RECORDS FOR THE TASK Block Start

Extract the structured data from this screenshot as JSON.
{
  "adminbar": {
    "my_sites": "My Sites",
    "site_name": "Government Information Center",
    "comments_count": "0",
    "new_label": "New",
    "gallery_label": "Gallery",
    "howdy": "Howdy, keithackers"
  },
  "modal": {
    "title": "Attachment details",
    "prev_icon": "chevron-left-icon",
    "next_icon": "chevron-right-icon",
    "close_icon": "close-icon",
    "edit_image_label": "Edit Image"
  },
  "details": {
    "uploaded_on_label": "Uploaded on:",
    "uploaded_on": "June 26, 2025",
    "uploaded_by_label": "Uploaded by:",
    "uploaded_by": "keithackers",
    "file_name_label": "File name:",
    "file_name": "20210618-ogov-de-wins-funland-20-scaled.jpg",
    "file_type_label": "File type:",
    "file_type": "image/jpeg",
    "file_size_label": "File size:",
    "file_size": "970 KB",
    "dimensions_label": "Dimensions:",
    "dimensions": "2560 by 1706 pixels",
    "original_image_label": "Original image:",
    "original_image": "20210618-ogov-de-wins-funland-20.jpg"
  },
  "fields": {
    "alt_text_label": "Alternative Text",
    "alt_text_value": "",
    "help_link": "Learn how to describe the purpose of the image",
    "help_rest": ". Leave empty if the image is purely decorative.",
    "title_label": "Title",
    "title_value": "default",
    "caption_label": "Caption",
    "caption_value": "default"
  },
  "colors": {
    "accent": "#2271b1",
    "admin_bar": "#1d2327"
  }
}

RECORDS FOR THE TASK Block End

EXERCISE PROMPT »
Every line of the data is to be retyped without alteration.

OUTPUT FOR THIS EXERCISE »
Extract the structured data from this screenshot as JSON.
{
  "adminbar": {
    "my_sites": "My Sites",
    "site_name": "Government Information Center",
    "comments_count": "0",
    "new_label": "New",
    "gallery_label": "Gallery",
    "howdy": "Howdy, keithackers"
  },
  "modal": {
    "title": "Attachment details",
    "prev_icon": "chevron-left-icon",
    "next_icon": "chevron-right-icon",
    "close_icon": "close-icon",
    "edit_image_label": "Edit Image"
  },
  "details": {
    "uploaded_on_label": "Uploaded on:",
    "uploaded_on": "June 26, 2025",
    "uploaded_by_label": "Uploaded by:",
    "uploaded_by": "keithackers",
    "file_name_label": "File name:",
    "file_name": "20210618-ogov-de-wins-funland-20-scaled.jpg",
    "file_type_label": "File type:",
    "file_type": "image/jpeg",
    "file_size_label": "File size:",
    "file_size": "970 KB",
    "dimensions_label": "Dimensions:",
    "dimensions": "2560 by 1706 pixels",
    "original_image_label": "Original image:",
    "original_image": "20210618-ogov-de-wins-funland-20.jpg"
  },
  "fields": {
    "alt_text_label": "Alternative Text",
    "alt_text_value": "",
    "help_link": "Learn how to describe the purpose of the image",
    "help_rest": ". Leave empty if the image is purely decorative.",
    "title_label": "Title",
    "title_value": "default",
    "caption_label": "Caption",
    "caption_value": "default"
  },
  "colors": {
    "accent": "#2271b1",
    "admin_bar": "#1d2327"
  }
}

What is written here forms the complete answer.